--- RECORD EXCERPTS Enclosed Below ---
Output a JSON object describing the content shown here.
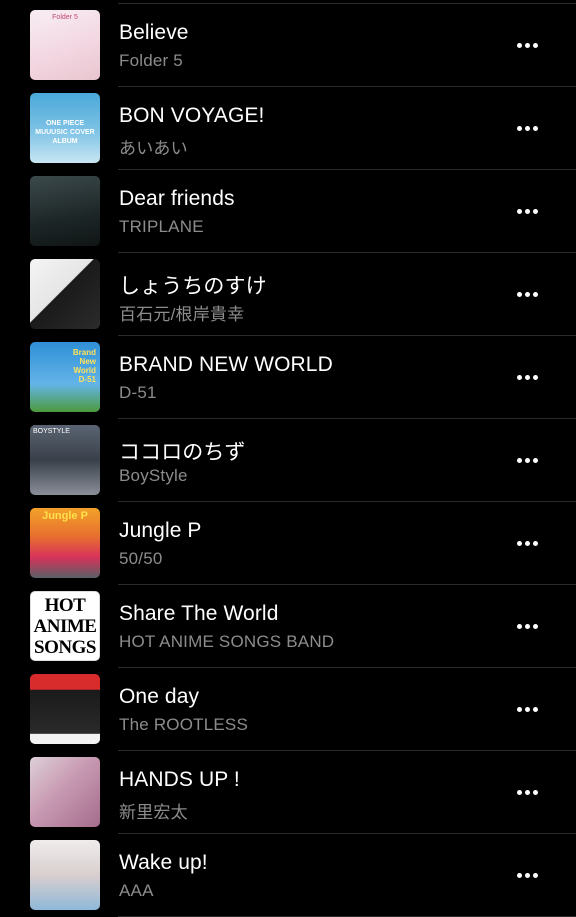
{
  "songs": [
    {
      "title": "Believe",
      "artist": "Folder 5",
      "artwork": {
        "text": "Folder 5",
        "bg": "linear-gradient(160deg,#f7eef3 0%,#f3d7e2 55%,#e9c6cf 100%)",
        "fg": "#c0476b"
      }
    },
    {
      "title": "BON VOYAGE!",
      "artist": "あいあい",
      "artwork": {
        "text": "ONE PIECE MUUUSIC COVER ALBUM",
        "bg": "linear-gradient(180deg,#4aa8d8 0%,#7fc3e6 55%,#c8e6f2 100%)",
        "fg": "#ffffff"
      }
    },
    {
      "title": "Dear friends",
      "artist": "TRIPLANE",
      "artwork": {
        "text": "",
        "bg": "linear-gradient(170deg,#3c4a4c 0%,#1d2627 60%,#101515 100%)",
        "fg": "#d8d8d8"
      }
    },
    {
      "title": "しょうちのすけ",
      "artist": "百石元/根岸貴幸",
      "artwork": {
        "text": "",
        "bg": "linear-gradient(135deg,#f4f4f4 0%,#e6e6e6 45%,#1a1a1a 46%,#2b2b2b 100%)",
        "fg": "#111111"
      }
    },
    {
      "title": "BRAND NEW WORLD",
      "artist": "D-51",
      "artwork": {
        "text": "Brand New World D-51",
        "bg": "linear-gradient(180deg,#2f8fd6 0%,#63b4e8 60%,#4c9a3c 100%)",
        "fg": "#ffe25a"
      }
    },
    {
      "title": "ココロのちず",
      "artist": "BoyStyle",
      "artwork": {
        "text": "BOYSTYLE",
        "bg": "linear-gradient(180deg,#5a6472 0%,#3a404a 50%,#8a8f99 100%)",
        "fg": "#ffffff"
      }
    },
    {
      "title": "Jungle P",
      "artist": "50/50",
      "artwork": {
        "text": "Jungle P",
        "bg": "linear-gradient(180deg,#f2a22a 0%,#e8702e 40%,#d8335a 70%,#5a5f66 100%)",
        "fg": "#ffe14a"
      }
    },
    {
      "title": "Share The World",
      "artist": "HOT ANIME SONGS BAND",
      "artwork": {
        "text": "HOT ANIME SONGS",
        "bg": "#ffffff",
        "fg": "#000000"
      }
    },
    {
      "title": "One day",
      "artist": "The ROOTLESS",
      "artwork": {
        "text": "",
        "bg": "linear-gradient(180deg,#d82b2b 0%,#d82b2b 22%,#1a1a1a 23%,#2a2a2a 85%,#f2f2f2 86%)",
        "fg": "#ffffff"
      }
    },
    {
      "title": "HANDS UP !",
      "artist": "新里宏太",
      "artwork": {
        "text": "",
        "bg": "linear-gradient(135deg,#ddd0d8 0%,#c89ab2 45%,#a46c8c 100%)",
        "fg": "#ffffff"
      }
    },
    {
      "title": "Wake up!",
      "artist": "AAA",
      "artwork": {
        "text": "",
        "bg": "linear-gradient(180deg,#f0ecec 0%,#d9cfcf 50%,#8fb8d8 100%)",
        "fg": "#333333"
      }
    }
  ]
}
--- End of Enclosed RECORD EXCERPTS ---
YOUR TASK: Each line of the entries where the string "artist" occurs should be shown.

OUTPUT OF THE EXERCISE:
      "artist": "Folder 5",
      "artist": "あいあい",
      "artist": "TRIPLANE",
      "artist": "百石元/根岸貴幸",
      "artist": "D-51",
      "artist": "BoyStyle",
      "artist": "50/50",
      "artist": "HOT ANIME SONGS BAND",
      "artist": "The ROOTLESS",
      "artist": "新里宏太",
      "artist": "AAA",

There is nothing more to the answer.